Toei Animation is first on the scene in the year of Deng Xiaoping’s reforms, ordering seven thousand cels to be coloured in Shanghai in 1979. By 1985, it’s a company in Shenzhen, in the People’s Republic, that has animated the iconic logo used by the Hong Kong television channel TVB. The authors estimate that in the 1990s, out of a worldwide labour force of 50,000 animators, some 3000 dwelt in China – a proportion that has only increased in the 21st century as Chinese colleges pump out thousands of qualified personnel. By 1994, Disney reps are spotted in Suzhou looking for local talent, and before long, Chinese animators are toiling unnoticed on spin-offs from Pocahontas, Mulan and Hercules.
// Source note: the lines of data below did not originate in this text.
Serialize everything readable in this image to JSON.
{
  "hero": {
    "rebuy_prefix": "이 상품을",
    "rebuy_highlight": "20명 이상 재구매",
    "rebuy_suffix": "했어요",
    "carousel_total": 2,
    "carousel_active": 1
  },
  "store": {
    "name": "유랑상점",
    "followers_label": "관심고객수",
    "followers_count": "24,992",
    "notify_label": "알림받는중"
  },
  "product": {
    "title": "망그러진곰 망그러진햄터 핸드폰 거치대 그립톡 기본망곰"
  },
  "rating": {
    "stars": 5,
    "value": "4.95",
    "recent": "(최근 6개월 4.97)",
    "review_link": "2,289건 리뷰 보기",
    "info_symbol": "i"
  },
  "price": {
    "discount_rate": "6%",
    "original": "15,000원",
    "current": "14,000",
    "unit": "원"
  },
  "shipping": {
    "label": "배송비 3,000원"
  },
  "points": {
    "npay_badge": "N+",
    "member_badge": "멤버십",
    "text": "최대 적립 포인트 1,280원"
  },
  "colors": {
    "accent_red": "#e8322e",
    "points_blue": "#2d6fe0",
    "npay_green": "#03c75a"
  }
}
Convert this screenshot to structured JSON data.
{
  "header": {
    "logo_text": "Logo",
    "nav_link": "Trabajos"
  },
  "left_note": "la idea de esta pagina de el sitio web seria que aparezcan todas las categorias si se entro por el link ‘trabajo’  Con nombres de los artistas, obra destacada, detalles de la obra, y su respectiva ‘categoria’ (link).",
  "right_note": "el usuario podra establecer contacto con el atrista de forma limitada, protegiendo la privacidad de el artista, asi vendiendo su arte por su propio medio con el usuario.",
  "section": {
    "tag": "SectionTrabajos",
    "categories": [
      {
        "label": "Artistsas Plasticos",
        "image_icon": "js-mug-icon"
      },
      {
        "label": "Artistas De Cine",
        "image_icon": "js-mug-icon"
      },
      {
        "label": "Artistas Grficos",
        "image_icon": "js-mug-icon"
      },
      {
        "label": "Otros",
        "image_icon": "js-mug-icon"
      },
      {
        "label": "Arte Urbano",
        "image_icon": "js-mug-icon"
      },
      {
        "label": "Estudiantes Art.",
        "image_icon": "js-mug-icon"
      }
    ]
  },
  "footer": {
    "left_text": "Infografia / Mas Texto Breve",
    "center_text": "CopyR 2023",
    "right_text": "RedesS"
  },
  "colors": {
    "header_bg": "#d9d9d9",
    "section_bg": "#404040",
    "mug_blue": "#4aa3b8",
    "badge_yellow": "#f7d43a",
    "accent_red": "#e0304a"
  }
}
Many of the stories in the book echo similar tales of the Japanese industry. Art is never completed, only abandoned, and the Chinese struggle to find an equilibrium between the minimum amount of effort, which is a matter of economic sense, and the maximum, which is a matter of personal pride and artistic integrity. It is also theoretically infinite; there is always something that can be improved, a no-win situation that has driven many animators to exhaustion. There are mad dashes to get the artwork to the airport, and animation is described, in terms that echo those of Tadahito Mochinaga from the 1950s, as xinku de gongzuo – a bitterly hard job. The authors describe the Golden Age of Chinese outsourcing as the period from 1995-2005, bracketed by the boom in straight-to-video animation at one end, and, one supposes, the collapse of the anime bubble at the other. Less obvious at first glance is the impact of digitisation and the internet, which would allow Chinese art-college graduates, earning Chinese wages of £200 a month, and paying a Chinese cost of living, to essentially occupy a virtual office next door to their Japanese counterparts, who had to live in Tokyo, where £200 a month barely pays for parking.
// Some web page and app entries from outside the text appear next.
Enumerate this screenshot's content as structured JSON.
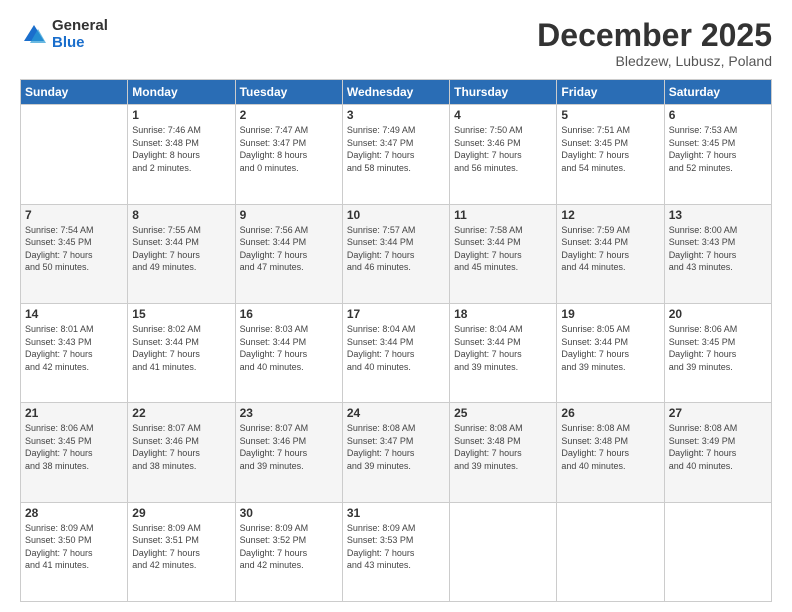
{
  "logo": {
    "general": "General",
    "blue": "Blue"
  },
  "header": {
    "month": "December 2025",
    "location": "Bledzew, Lubusz, Poland"
  },
  "days_of_week": [
    "Sunday",
    "Monday",
    "Tuesday",
    "Wednesday",
    "Thursday",
    "Friday",
    "Saturday"
  ],
  "weeks": [
    [
      {
        "day": "",
        "info": ""
      },
      {
        "day": "1",
        "info": "Sunrise: 7:46 AM\nSunset: 3:48 PM\nDaylight: 8 hours\nand 2 minutes."
      },
      {
        "day": "2",
        "info": "Sunrise: 7:47 AM\nSunset: 3:47 PM\nDaylight: 8 hours\nand 0 minutes."
      },
      {
        "day": "3",
        "info": "Sunrise: 7:49 AM\nSunset: 3:47 PM\nDaylight: 7 hours\nand 58 minutes."
      },
      {
        "day": "4",
        "info": "Sunrise: 7:50 AM\nSunset: 3:46 PM\nDaylight: 7 hours\nand 56 minutes."
      },
      {
        "day": "5",
        "info": "Sunrise: 7:51 AM\nSunset: 3:45 PM\nDaylight: 7 hours\nand 54 minutes."
      },
      {
        "day": "6",
        "info": "Sunrise: 7:53 AM\nSunset: 3:45 PM\nDaylight: 7 hours\nand 52 minutes."
      }
    ],
    [
      {
        "day": "7",
        "info": "Sunrise: 7:54 AM\nSunset: 3:45 PM\nDaylight: 7 hours\nand 50 minutes."
      },
      {
        "day": "8",
        "info": "Sunrise: 7:55 AM\nSunset: 3:44 PM\nDaylight: 7 hours\nand 49 minutes."
      },
      {
        "day": "9",
        "info": "Sunrise: 7:56 AM\nSunset: 3:44 PM\nDaylight: 7 hours\nand 47 minutes."
      },
      {
        "day": "10",
        "info": "Sunrise: 7:57 AM\nSunset: 3:44 PM\nDaylight: 7 hours\nand 46 minutes."
      },
      {
        "day": "11",
        "info": "Sunrise: 7:58 AM\nSunset: 3:44 PM\nDaylight: 7 hours\nand 45 minutes."
      },
      {
        "day": "12",
        "info": "Sunrise: 7:59 AM\nSunset: 3:44 PM\nDaylight: 7 hours\nand 44 minutes."
      },
      {
        "day": "13",
        "info": "Sunrise: 8:00 AM\nSunset: 3:43 PM\nDaylight: 7 hours\nand 43 minutes."
      }
    ],
    [
      {
        "day": "14",
        "info": "Sunrise: 8:01 AM\nSunset: 3:43 PM\nDaylight: 7 hours\nand 42 minutes."
      },
      {
        "day": "15",
        "info": "Sunrise: 8:02 AM\nSunset: 3:44 PM\nDaylight: 7 hours\nand 41 minutes."
      },
      {
        "day": "16",
        "info": "Sunrise: 8:03 AM\nSunset: 3:44 PM\nDaylight: 7 hours\nand 40 minutes."
      },
      {
        "day": "17",
        "info": "Sunrise: 8:04 AM\nSunset: 3:44 PM\nDaylight: 7 hours\nand 40 minutes."
      },
      {
        "day": "18",
        "info": "Sunrise: 8:04 AM\nSunset: 3:44 PM\nDaylight: 7 hours\nand 39 minutes."
      },
      {
        "day": "19",
        "info": "Sunrise: 8:05 AM\nSunset: 3:44 PM\nDaylight: 7 hours\nand 39 minutes."
      },
      {
        "day": "20",
        "info": "Sunrise: 8:06 AM\nSunset: 3:45 PM\nDaylight: 7 hours\nand 39 minutes."
      }
    ],
    [
      {
        "day": "21",
        "info": "Sunrise: 8:06 AM\nSunset: 3:45 PM\nDaylight: 7 hours\nand 38 minutes."
      },
      {
        "day": "22",
        "info": "Sunrise: 8:07 AM\nSunset: 3:46 PM\nDaylight: 7 hours\nand 38 minutes."
      },
      {
        "day": "23",
        "info": "Sunrise: 8:07 AM\nSunset: 3:46 PM\nDaylight: 7 hours\nand 39 minutes."
      },
      {
        "day": "24",
        "info": "Sunrise: 8:08 AM\nSunset: 3:47 PM\nDaylight: 7 hours\nand 39 minutes."
      },
      {
        "day": "25",
        "info": "Sunrise: 8:08 AM\nSunset: 3:48 PM\nDaylight: 7 hours\nand 39 minutes."
      },
      {
        "day": "26",
        "info": "Sunrise: 8:08 AM\nSunset: 3:48 PM\nDaylight: 7 hours\nand 40 minutes."
      },
      {
        "day": "27",
        "info": "Sunrise: 8:08 AM\nSunset: 3:49 PM\nDaylight: 7 hours\nand 40 minutes."
      }
    ],
    [
      {
        "day": "28",
        "info": "Sunrise: 8:09 AM\nSunset: 3:50 PM\nDaylight: 7 hours\nand 41 minutes."
      },
      {
        "day": "29",
        "info": "Sunrise: 8:09 AM\nSunset: 3:51 PM\nDaylight: 7 hours\nand 42 minutes."
      },
      {
        "day": "30",
        "info": "Sunrise: 8:09 AM\nSunset: 3:52 PM\nDaylight: 7 hours\nand 42 minutes."
      },
      {
        "day": "31",
        "info": "Sunrise: 8:09 AM\nSunset: 3:53 PM\nDaylight: 7 hours\nand 43 minutes."
      },
      {
        "day": "",
        "info": ""
      },
      {
        "day": "",
        "info": ""
      },
      {
        "day": "",
        "info": ""
      }
    ]
  ]
}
Anime looms large in these memoirs, with references to work undertaken on Sakura Wars, Banner of the Stars, Lodoss War, Oh My Goddess, Madlax, Cowboy Bebop, Death Note and GTO, among others. Throughout the period, the Chinese animators dabble in making their own work, fumbling to make their own animated series based on famous proverbs, and holding out for a co-production deal.

Nothing makes the disruption between analogue and digital clearer than the book’s illustrations. A generous opening colour section offers a scrap book of images from the animators’ lives, but often contains frightfully dull pictures of people at forgotten banquets and grim group photocalls. Such images date from a time when cameras could only take 24 pictures, not the snap-happy 21st century where everybody documents their lunch. But the very mundanity of these images speaks volumes about conditions and attitudes in the industry, such as a shot of the anonymous, run-down block where a “studio” nestled above a print works, and a photograph of a visiting Japanese animator that simply credits him as “a visiting Japanese animator.” The clients, too, were often anonymous to their hirelings.

The Stories of Animation Outsourcing in China (1989-2009) is published as part of a series of books on animation by the Communication University of China Press. Several of its sister volumes cover well-worn topics like British or Japanese animation, but the titles relevant to China are far more ground-breaking, including a 336-page history of Chinese stop-motion animation that I hope to get around to reviewing sometime here, too. In the meantime, in attempting to delineate a history and a narrative of the uncelebrated low-echelon workers of the cartoon business, He and He have truly opened a new area in animation studies.

Jonathan Clements is the author of Anime: A History.